The State of Texas executed Robert Sparks on September 25 after the U.S. Supreme Court rejected his final appeal. Although Justice Sonia Sotomayor agreed with the decision to deny a stay of execution, she noted she found it “deeply troubling” that a bailiff was allowed to wear a tie depicting a syringe during Sparks’ trial. Read more in the Texas Tribune.
Sparks was the seventh person put to death in Texas this year and the third in September alone. A total of 16 people have been executed in the United States this year. Seven more executions are scheduled in Texas by the end of 2019.
Original post (9/25/19)
Robert Sparks is scheduled to be executed tonight, September 25, for killing his stepsons, Raeqwon and Harold, in Dallas in 2007. He also killed his wife, Chare Agnew.

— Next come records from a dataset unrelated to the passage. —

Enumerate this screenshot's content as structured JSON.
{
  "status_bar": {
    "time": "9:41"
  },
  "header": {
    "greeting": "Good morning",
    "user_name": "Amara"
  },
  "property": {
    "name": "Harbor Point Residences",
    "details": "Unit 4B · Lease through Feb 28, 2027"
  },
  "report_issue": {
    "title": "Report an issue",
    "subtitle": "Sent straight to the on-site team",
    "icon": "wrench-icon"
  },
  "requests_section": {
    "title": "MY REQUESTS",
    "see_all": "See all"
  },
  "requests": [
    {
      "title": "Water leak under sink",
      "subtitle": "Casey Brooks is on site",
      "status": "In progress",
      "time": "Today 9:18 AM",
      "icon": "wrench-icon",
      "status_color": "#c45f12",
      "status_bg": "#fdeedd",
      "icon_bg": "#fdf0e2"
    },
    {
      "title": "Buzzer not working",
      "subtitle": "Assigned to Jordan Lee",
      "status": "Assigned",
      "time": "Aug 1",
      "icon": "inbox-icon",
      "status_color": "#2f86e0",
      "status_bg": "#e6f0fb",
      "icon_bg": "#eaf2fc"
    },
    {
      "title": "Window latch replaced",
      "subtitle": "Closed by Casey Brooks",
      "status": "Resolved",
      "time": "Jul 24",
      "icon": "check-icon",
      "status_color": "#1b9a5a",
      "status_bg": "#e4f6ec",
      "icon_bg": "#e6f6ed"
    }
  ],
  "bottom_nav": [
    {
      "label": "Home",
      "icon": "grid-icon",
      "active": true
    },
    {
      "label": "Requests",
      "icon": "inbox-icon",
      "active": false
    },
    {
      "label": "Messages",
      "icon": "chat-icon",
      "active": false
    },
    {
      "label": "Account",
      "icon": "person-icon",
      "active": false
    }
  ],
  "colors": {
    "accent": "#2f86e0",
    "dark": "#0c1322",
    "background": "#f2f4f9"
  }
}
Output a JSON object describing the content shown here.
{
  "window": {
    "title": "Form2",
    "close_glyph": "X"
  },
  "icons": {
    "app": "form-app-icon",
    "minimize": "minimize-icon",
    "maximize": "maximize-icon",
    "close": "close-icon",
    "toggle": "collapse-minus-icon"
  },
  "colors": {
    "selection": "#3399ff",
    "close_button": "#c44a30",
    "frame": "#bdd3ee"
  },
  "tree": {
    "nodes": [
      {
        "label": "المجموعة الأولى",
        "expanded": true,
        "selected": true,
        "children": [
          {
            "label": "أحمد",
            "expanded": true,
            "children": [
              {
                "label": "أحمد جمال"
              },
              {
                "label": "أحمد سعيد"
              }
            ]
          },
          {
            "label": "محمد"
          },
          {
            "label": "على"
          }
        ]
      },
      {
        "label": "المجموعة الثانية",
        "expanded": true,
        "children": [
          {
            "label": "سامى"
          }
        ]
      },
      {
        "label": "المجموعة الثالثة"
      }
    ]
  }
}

Sparks reportedly told investigators he believed his wife was poisoning him.
On Monday, the Texas Board of Pardons and Paroles rejected his application for clemency and the Texas Court of Criminal Appeals denied his motion for a stay of execution based on a claim of intellectual disability. He still has a final appeal pending before the U.S. Supreme Court. In one claim, Sparks argues that state expert A.P. Merillat provided false testimony regarding his prison classification if a jury chose life without parole rather than a death sentence. Similar claims have been made against Merillat in several other capital cases, leading to at least two overturned death sentences.
A second claim focuses on a bailiff who wore a homemade necktie depicting an image of a syringe during Sparks’ trial.
Read more in the Texas Tribune.
If his execution proceeds, Sparks will be the seventh person put to death in Texas this year and the 61st from Dallas County since 1982. Dallas ranks second only to Harris County in the number of people executed from that county.
Seven more executions are scheduled to take place in Texas by the end of the year.